Storify – 5 minutes
Storify is another hand-curated site. Whenever I encounter a lot of articles around a single subject, I’ll go to Storify to create a rollup, known there as a story. Here’s what one looks like:
I do this as much for myself as for others, since I’ll be returning to this particular story when I go to renovate the Social Media Performance Group Facebook page in the near future. I don’t do this every day, though.
Empire Avenue – 30 minutes
OK, I’m on record as saying that Klout – which with 100+ million members is the most popular service that purports to rank one’s social media impact – is superficial, wrong-headed, and a waste of time.
When I ran into Empire Avenue, which calls itself the social media stock market, it occurred to me that the site may turn out to be a much more accurate representation of social media influence than Klout. There are some leading social media lights on the site, but many of the top names don’t participate that much. I’m intensely interested in the operation of online marketplaces, so I joined, and in less than two weeks, became a “Vice President – Social Networking.” A year and a half later, the Avenue has changed, and no longer awards such spiffy honorifics.
The concept is simple: You connect up your social presences and the site establishes a share price for you. Other members – or perhaps more properly, players – buy shares in you, and get dividends based on your social media activity. The more they buy, the higher your price goes, and so on, like any stock market. Members can leave shout outs – often very breathless and punctuated with lots of exclamation points – for one another, and are encouraged to follow one another on other social sites.
Members are from all walks of life, but the most successful seem to be in social media or real estate.What has been the result of my dalliance with Empire Avenue? Lots more twitter followers, more Facebook friends, an invitation to join an exclusive group on Facebook, and lots more likes for the Social Media Performance Group Facebook page. Join me on Empire Avenue using this link: empireavenue.com/?t=04p2zobi
Blogging – 45 minutes
This daily total represents the amount of time I spend on the weekend setting up the week’s blog posts. We aim at three posts per week on Monday, Wednesday, and Friday. Since we’ve written six social media books, I spend some portion of this time adapting book chapters as blog posts. I also write the week’s blogs.

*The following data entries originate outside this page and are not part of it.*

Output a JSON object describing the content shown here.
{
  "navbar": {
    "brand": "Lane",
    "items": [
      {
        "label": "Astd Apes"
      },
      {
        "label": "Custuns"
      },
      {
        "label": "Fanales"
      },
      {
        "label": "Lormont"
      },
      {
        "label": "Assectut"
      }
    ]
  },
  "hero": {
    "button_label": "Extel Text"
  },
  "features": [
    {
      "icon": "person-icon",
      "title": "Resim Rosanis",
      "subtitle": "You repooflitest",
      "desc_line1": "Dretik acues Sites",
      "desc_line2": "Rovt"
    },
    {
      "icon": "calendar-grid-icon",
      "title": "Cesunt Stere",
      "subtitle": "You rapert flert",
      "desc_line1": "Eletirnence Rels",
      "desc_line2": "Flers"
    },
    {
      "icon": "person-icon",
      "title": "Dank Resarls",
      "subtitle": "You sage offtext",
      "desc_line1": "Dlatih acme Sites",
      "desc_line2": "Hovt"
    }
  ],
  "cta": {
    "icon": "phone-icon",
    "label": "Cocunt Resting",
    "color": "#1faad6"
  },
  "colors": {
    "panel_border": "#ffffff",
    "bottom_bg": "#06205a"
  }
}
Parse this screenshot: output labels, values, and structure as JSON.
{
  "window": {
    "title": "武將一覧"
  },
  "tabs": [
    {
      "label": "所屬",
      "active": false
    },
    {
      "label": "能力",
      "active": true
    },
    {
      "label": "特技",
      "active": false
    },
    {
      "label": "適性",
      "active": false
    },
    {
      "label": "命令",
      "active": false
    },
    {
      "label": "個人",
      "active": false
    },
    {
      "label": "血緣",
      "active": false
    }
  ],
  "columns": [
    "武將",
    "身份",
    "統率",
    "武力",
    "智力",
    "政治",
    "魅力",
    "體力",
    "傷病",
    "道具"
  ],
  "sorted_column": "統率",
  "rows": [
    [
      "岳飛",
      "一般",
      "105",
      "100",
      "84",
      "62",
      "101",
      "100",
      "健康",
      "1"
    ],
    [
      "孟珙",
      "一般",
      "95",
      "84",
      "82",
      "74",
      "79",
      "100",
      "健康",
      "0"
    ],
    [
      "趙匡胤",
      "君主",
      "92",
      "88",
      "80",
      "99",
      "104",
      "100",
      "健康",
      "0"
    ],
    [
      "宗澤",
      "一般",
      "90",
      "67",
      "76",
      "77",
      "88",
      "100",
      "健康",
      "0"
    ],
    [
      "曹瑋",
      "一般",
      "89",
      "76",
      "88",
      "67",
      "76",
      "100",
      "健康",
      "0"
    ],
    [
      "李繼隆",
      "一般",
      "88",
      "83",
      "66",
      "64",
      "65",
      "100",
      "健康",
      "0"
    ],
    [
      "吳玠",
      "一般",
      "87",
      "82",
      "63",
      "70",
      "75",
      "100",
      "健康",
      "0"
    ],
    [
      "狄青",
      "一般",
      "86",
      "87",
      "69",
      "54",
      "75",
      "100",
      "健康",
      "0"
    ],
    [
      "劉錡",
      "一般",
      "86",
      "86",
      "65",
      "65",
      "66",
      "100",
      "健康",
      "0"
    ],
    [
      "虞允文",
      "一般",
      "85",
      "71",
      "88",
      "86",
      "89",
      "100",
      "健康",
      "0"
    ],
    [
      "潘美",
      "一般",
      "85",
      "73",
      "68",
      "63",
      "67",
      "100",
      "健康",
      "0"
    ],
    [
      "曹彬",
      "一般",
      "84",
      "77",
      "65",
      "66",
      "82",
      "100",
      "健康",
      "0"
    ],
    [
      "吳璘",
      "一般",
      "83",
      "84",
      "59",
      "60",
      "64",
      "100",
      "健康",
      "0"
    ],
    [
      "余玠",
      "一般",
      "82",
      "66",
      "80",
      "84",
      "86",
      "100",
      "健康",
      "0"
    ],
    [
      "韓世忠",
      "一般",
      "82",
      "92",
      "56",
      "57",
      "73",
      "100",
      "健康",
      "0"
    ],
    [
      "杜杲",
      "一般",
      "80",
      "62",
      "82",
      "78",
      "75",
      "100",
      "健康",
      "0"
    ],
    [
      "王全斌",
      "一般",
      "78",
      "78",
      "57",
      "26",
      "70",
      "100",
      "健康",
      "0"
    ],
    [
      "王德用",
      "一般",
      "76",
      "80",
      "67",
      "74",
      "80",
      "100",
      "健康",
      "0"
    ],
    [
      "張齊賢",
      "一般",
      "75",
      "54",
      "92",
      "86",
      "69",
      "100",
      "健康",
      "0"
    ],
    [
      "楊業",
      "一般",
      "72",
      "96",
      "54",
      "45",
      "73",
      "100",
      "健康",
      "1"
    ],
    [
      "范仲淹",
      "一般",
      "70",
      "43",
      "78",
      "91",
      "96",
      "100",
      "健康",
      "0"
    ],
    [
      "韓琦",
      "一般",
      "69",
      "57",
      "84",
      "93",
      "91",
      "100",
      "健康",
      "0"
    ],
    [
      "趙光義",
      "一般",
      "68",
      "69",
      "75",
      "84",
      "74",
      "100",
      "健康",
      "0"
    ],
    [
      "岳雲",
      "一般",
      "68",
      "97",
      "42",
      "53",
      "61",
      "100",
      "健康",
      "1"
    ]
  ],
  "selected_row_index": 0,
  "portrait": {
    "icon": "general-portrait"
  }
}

We try to write at least one original blog a week (and this is it for this week!) I use WordPress’ scheduling capability to publish the posts throughout the week. So you’re reading this on Thursday (or later) but I wrote it on Saturday.
Facebook – 10 to 15 minutes
Frankly, Facebook could take more time depending on whether my friends are having interesting discussions. Recently I’ve spent more time on Facebook because I recently joined that closed Facebook group I mentioned, and whose members discuss social media topics and retweet each others’ tweets.
But in general, Facebook takes a little bit of my time and I often spend that time on my smartphone while I’m walking to my parking deck in the evening – yes, I’m one of those . . .
Not included in this time is various other social media activities specifically intended for building our business, and that’s the way it should be. If your business is not social media consulting, you’ll be spending the rest of your day on your business as well. You don’t need to spend two hours a day on social media, of course, but you should select the most effective activities and set aside some time each day to work on your social media presence.
Also not included is time spent building and nurturing relationships with those you find common ground with via this process. But since that’s a key element to business development, I lump that in with the time you’d be spending working on building your business anyway.
The effect of our emphasis on curation, starting in 2011, was a fairly dramatic rise in my Klout score:
Since then I’ve risen to a robust 60. Not that that means anything, of course . . .